The younger Hale, an Oklahoma National Guard soldier, is serving as a rocket launcher crew member in Afghanistan with the Battery A, 1st Battalion, 158th Field Artillery Regiment, 45th Fires Brigade. It’s the same unit his father served in during the Gulf War.
The Hales aren’t the only father-and-son pair from the unit. Sgt. Matthew Schoolfield, of Ninnekah, served as the crew’s launcher chief. His father, Richard Schoolfield, also served in the unit during Desert Storm.
During the unit’s deployment to Kuwait in late 1990, soldiers fired 903 rockets in support of coalition efforts to drive Iraqi forces from Kuwait.
Since 9/11, the 158th Field Artillery Regiment has deployed thousands of soldiers.
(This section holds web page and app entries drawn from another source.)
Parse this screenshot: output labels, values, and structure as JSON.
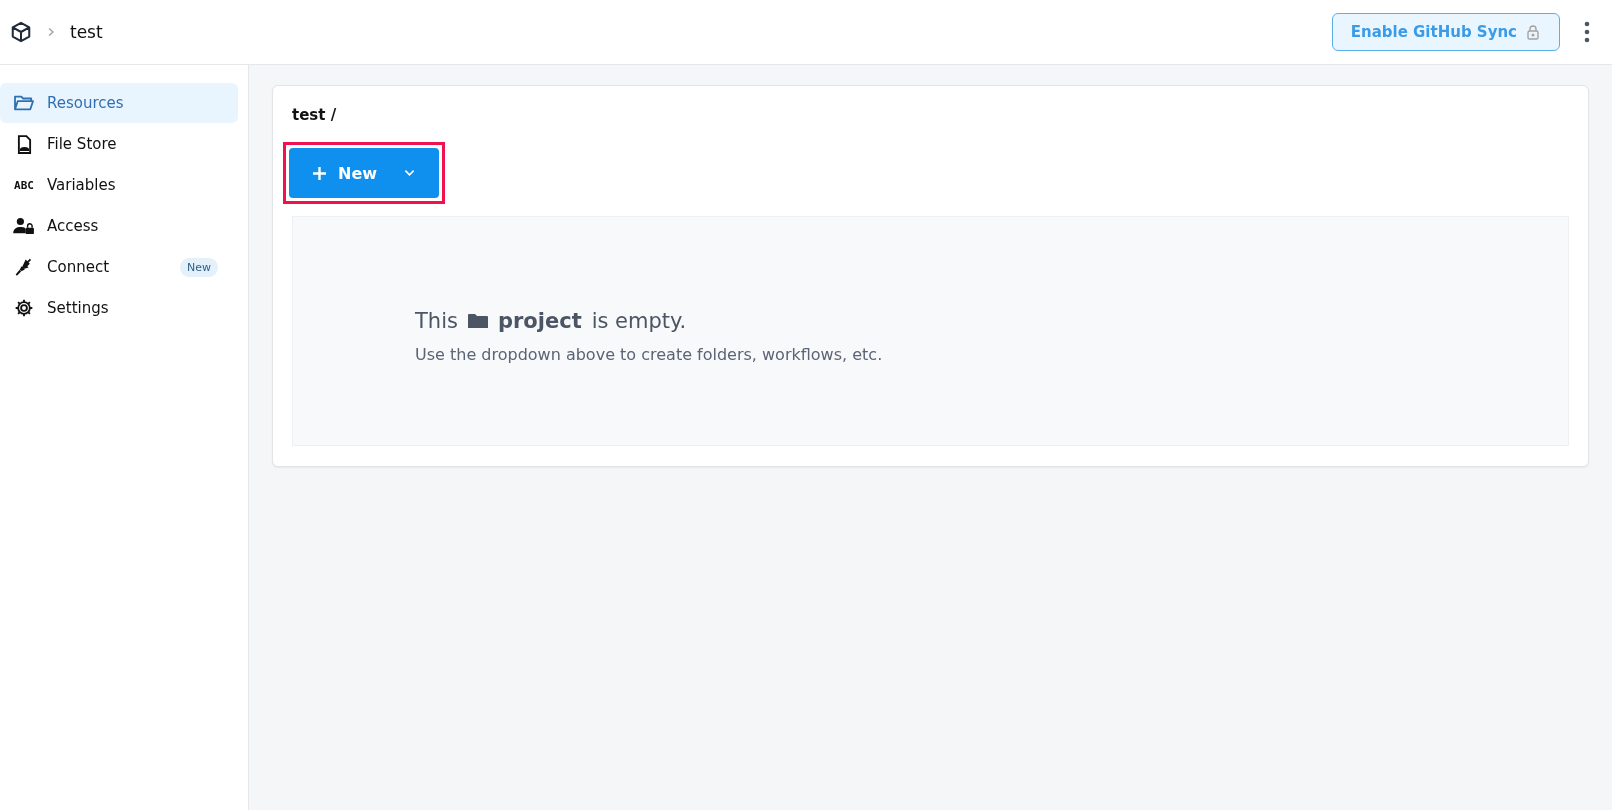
{
  "header": {
    "breadcrumb": "test",
    "sync_button": "Enable GitHub Sync"
  },
  "sidebar": {
    "items": [
      {
        "label": "Resources",
        "selected": true
      },
      {
        "label": "File Store",
        "selected": false
      },
      {
        "label": "Variables",
        "selected": false,
        "icon_text": "ABC"
      },
      {
        "label": "Access",
        "selected": false
      },
      {
        "label": "Connect",
        "selected": false,
        "badge": "New"
      },
      {
        "label": "Settings",
        "selected": false
      }
    ]
  },
  "content": {
    "path": "test /",
    "new_button": {
      "label": "New",
      "highlighted": true
    },
    "empty_state": {
      "title_before": "This",
      "title_bold": "project",
      "title_after": "is empty.",
      "hint": "Use the dropdown above to create folders, workflows, etc."
    }
  }
}
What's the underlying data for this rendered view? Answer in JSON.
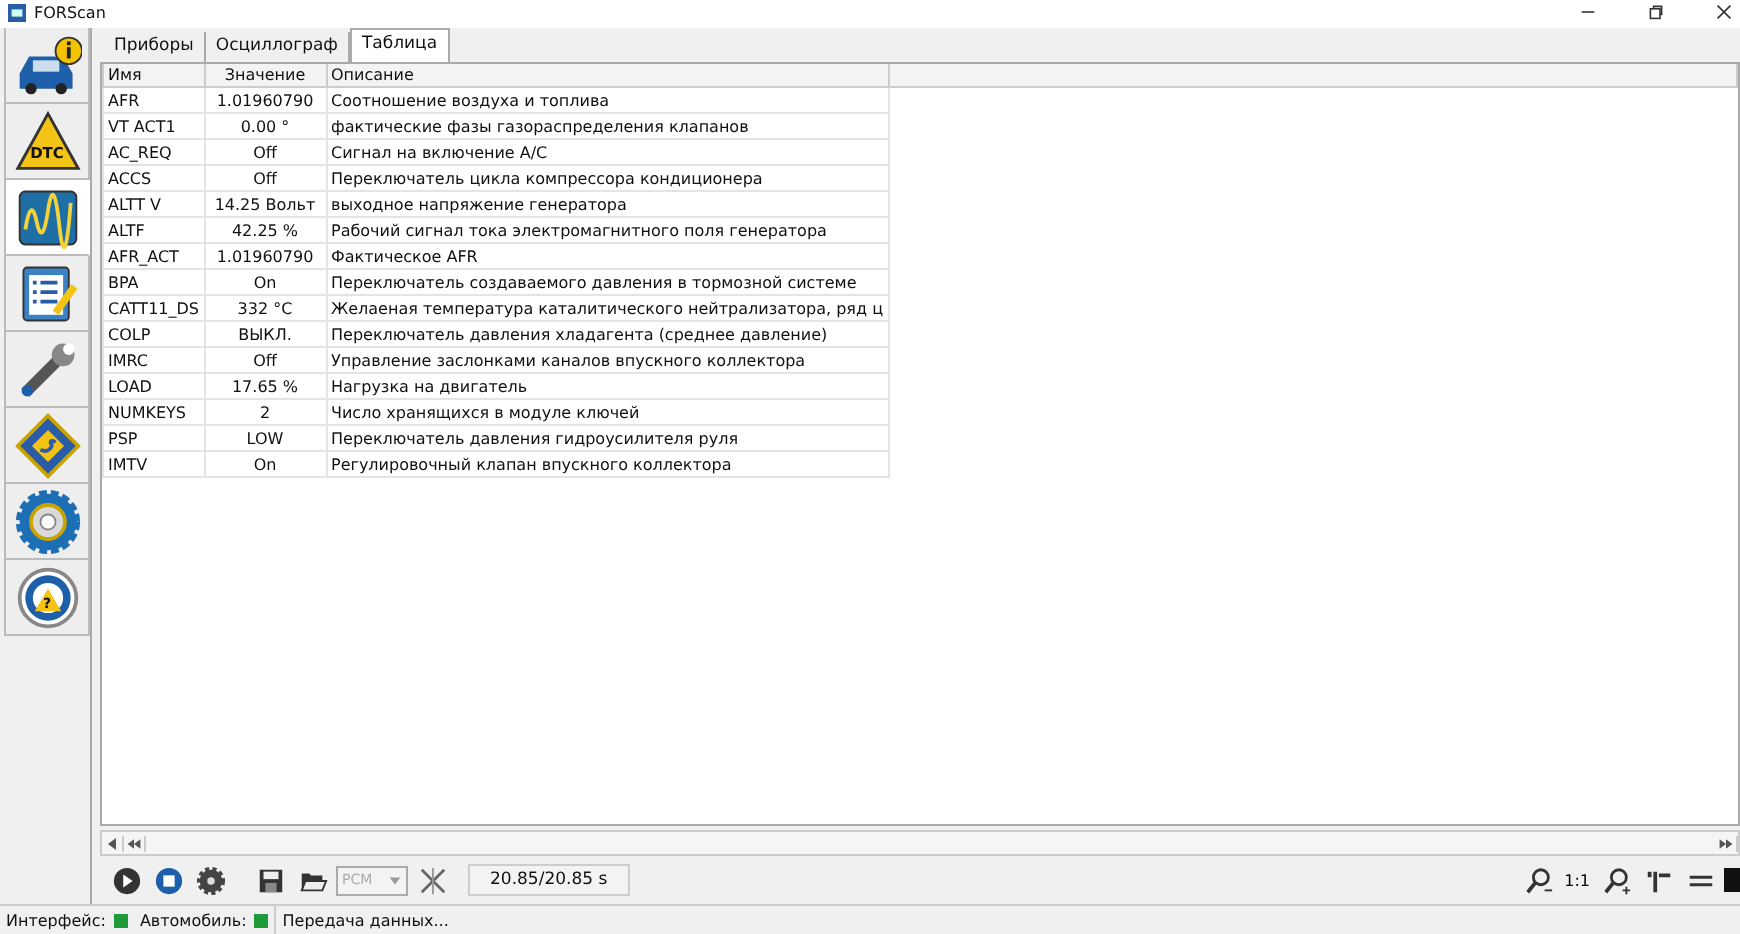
{
  "window": {
    "title": "FORScan"
  },
  "sidebar": {
    "items": [
      {
        "kind": "car-info",
        "selected": false
      },
      {
        "kind": "dtc",
        "text": "DTC",
        "selected": false
      },
      {
        "kind": "wave",
        "selected": true
      },
      {
        "kind": "checklist",
        "selected": false
      },
      {
        "kind": "wrench",
        "selected": false
      },
      {
        "kind": "chip",
        "selected": false
      },
      {
        "kind": "gear",
        "selected": false
      },
      {
        "kind": "wheel",
        "text": "?",
        "selected": false
      }
    ]
  },
  "tabs": [
    {
      "label": "Приборы",
      "selected": false
    },
    {
      "label": "Осциллограф",
      "selected": false
    },
    {
      "label": "Таблица",
      "selected": true
    }
  ],
  "table": {
    "columns": [
      "Имя",
      "Значение",
      "Описание"
    ],
    "rows": [
      [
        "AFR",
        "1.01960790",
        "Соотношение воздуха и топлива"
      ],
      [
        "VT ACT1",
        "0.00 °",
        "фактические фазы газораспределения клапанов"
      ],
      [
        "AC_REQ",
        "Off",
        "Сигнал на включение A/C"
      ],
      [
        "ACCS",
        "Off",
        "Переключатель цикла компрессора кондиционера"
      ],
      [
        "ALTT V",
        "14.25 Вольт",
        "выходное напряжение генератора"
      ],
      [
        "ALTF",
        "42.25 %",
        "Рабочий сигнал тока электромагнитного поля генератора"
      ],
      [
        "AFR_ACT",
        "1.01960790",
        "Фактическое AFR"
      ],
      [
        "BPA",
        "On",
        "Переключатель создаваемого давления в тормозной системе"
      ],
      [
        "CATT11_DS",
        "332 °C",
        "Желаеная температура каталитического нейтрализатора, ряд ц"
      ],
      [
        "COLP",
        "ВЫКЛ.",
        "Переключатель давления хладагента (среднее давление)"
      ],
      [
        "IMRC",
        "Off",
        "Управление заслонками каналов впускного коллектора"
      ],
      [
        "LOAD",
        "17.65 %",
        "Нагрузка на двигатель"
      ],
      [
        "NUMKEYS",
        "2",
        "Число хранящихся в модуле ключей"
      ],
      [
        "PSP",
        "LOW",
        "Переключатель давления гидроусилителя руля"
      ],
      [
        "IMTV",
        "On",
        "Регулировочный клапан впускного коллектора"
      ]
    ]
  },
  "toolbar": {
    "module": {
      "value": "PCM",
      "disabled": true
    },
    "time": "20.85/20.85 s",
    "zoom_reset": "1:1"
  },
  "status_bar": [
    {
      "label": "Интерфейс:",
      "color": "#1f9a3a"
    },
    {
      "label": "Автомобиль:",
      "color": "#1f9a3a"
    },
    {
      "label": "Передача данных..."
    }
  ]
}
Until recently, however, the regiment hadn’t fired a single rocket on any of those deployments. Instead, soldiers from the regiment were given other tasks like security and convoy support.
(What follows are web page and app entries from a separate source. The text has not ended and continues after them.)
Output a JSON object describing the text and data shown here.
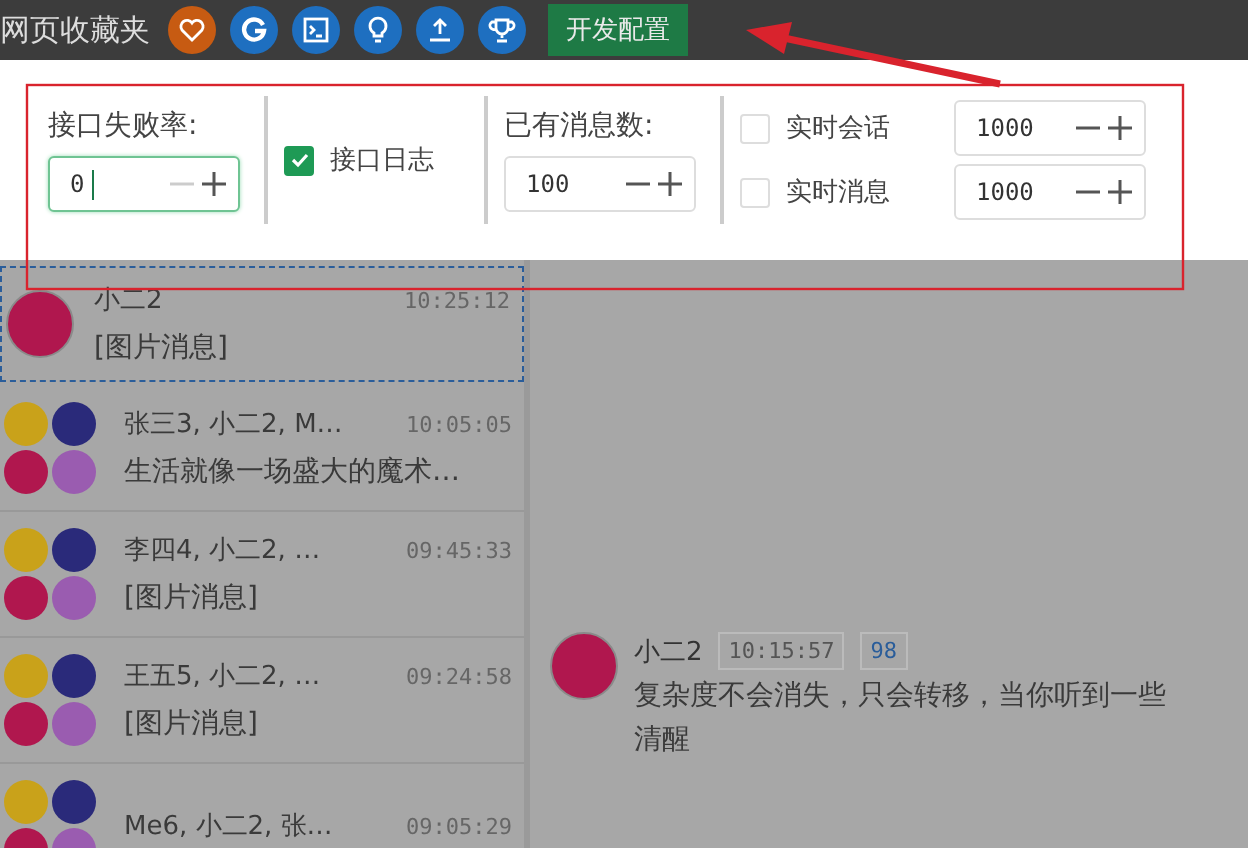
{
  "top_bar": {
    "title": "网页收藏夹",
    "icon_buttons": [
      {
        "kind": "heart"
      },
      {
        "kind": "g"
      },
      {
        "kind": "terminal"
      },
      {
        "kind": "bulb"
      },
      {
        "kind": "upload"
      },
      {
        "kind": "trophy"
      }
    ],
    "dev_button": "开发配置"
  },
  "dev_panel": {
    "failure_rate": {
      "label": "接口失败率:",
      "value": "0",
      "focused": true,
      "minus_disabled": true
    },
    "api_log": {
      "label": "接口日志",
      "checked": true
    },
    "message_count": {
      "label": "已有消息数:",
      "value": "100",
      "focused": false,
      "minus_disabled": false
    },
    "realtime": [
      {
        "label": "实时会话",
        "checked": false,
        "value": "1000"
      },
      {
        "label": "实时消息",
        "checked": false,
        "value": "1000"
      }
    ]
  },
  "conversations": [
    {
      "kind": "single",
      "name": "小二2",
      "time": "10:25:12",
      "preview": "[图片消息]",
      "selected": true
    },
    {
      "kind": "group",
      "name": "张三3, 小二2, M…",
      "time": "10:05:05",
      "preview": "生活就像一场盛大的魔术…",
      "selected": false
    },
    {
      "kind": "group",
      "name": "李四4, 小二2, …",
      "time": "09:45:33",
      "preview": "[图片消息]",
      "selected": false
    },
    {
      "kind": "group",
      "name": "王五5, 小二2, …",
      "time": "09:24:58",
      "preview": "[图片消息]",
      "selected": false
    },
    {
      "kind": "group",
      "name": "Me6, 小二2, 张…",
      "time": "09:05:29",
      "selected": false
    }
  ],
  "message": {
    "sender": "小二2",
    "time": "10:15:57",
    "count": "98",
    "lines": [
      "复杂度不会消失，只会转移，当你听到一些",
      "清醒"
    ]
  }
}
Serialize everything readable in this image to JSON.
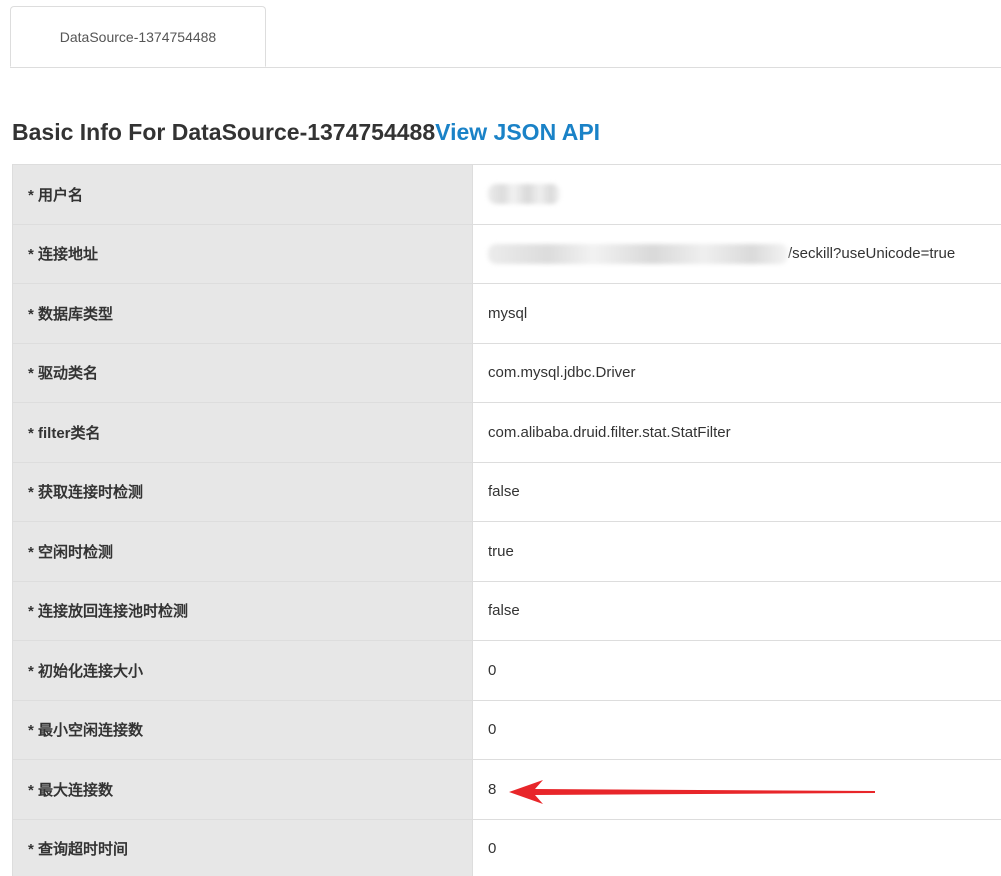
{
  "tabs": [
    {
      "label": "DataSource-1374754488"
    }
  ],
  "heading": {
    "title": "Basic Info For DataSource-1374754488",
    "link_label": "View JSON API"
  },
  "rows": [
    {
      "key": "* 用户名",
      "value": ""
    },
    {
      "key": "* 连接地址",
      "value": "/seckill?useUnicode=true"
    },
    {
      "key": "* 数据库类型",
      "value": "mysql"
    },
    {
      "key": "* 驱动类名",
      "value": "com.mysql.jdbc.Driver"
    },
    {
      "key": "* filter类名",
      "value": "com.alibaba.druid.filter.stat.StatFilter"
    },
    {
      "key": "* 获取连接时检测",
      "value": "false"
    },
    {
      "key": "* 空闲时检测",
      "value": "true"
    },
    {
      "key": "* 连接放回连接池时检测",
      "value": "false"
    },
    {
      "key": "* 初始化连接大小",
      "value": "0"
    },
    {
      "key": "* 最小空闲连接数",
      "value": "0"
    },
    {
      "key": "* 最大连接数",
      "value": "8"
    },
    {
      "key": "* 查询超时时间",
      "value": "0"
    }
  ],
  "colors": {
    "link": "#1a82c7",
    "key_background": "#e7e7e7",
    "border": "#dddddd",
    "arrow": "#e8262a"
  },
  "annotation": {
    "icon": "red-arrow-icon"
  }
}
Then in October, the Lawton-based Battery A deployed to Afghanistan with its first artillery mission. In January, the crew fired two rockets, destroying an enemy repeater tower. It was the first time the unit had fired a rocket in a combat situation since 9/11.
The deployment is Joshua Hale’s first. In a telephone interview from Afghanistan, he said he had been training with the same crew for about three years, preparing for anything the deployment might require.
Hale said it was no coincidence that he ended up in the same unit as his father. Chad Hale didn’t talk much about what he did while he was in Kuwait, but Joshua Hale knew his father had fired rockets.
“My dad raised me in a military household,” he said. “When I found out what he did in Desert Storm, I wanted to do the same thing.”
Chad Hale said he was proud when he found out his son would be following in his footsteps. But as a parent, he was concerned, he said. The unit fired countless rockets during his deployment, and seeing the damage they wrought took an emotional toll.
“I don’t want him to have to go through that,” he said.
Matthew Schoolfield was 17 when he decided to enlist, meaning he needed his parents’ permission. His mother had her concerns about the decision at first, he said.
But his father, who couldn’t be reached for an interview, supported him, and his mother has come around to the idea.
“They’ve supported me 100 percent on it,” Schoolfield said.
My dad raised me in a military household. When I found out what he did in Desert Storm, I wanted to do the same thing.”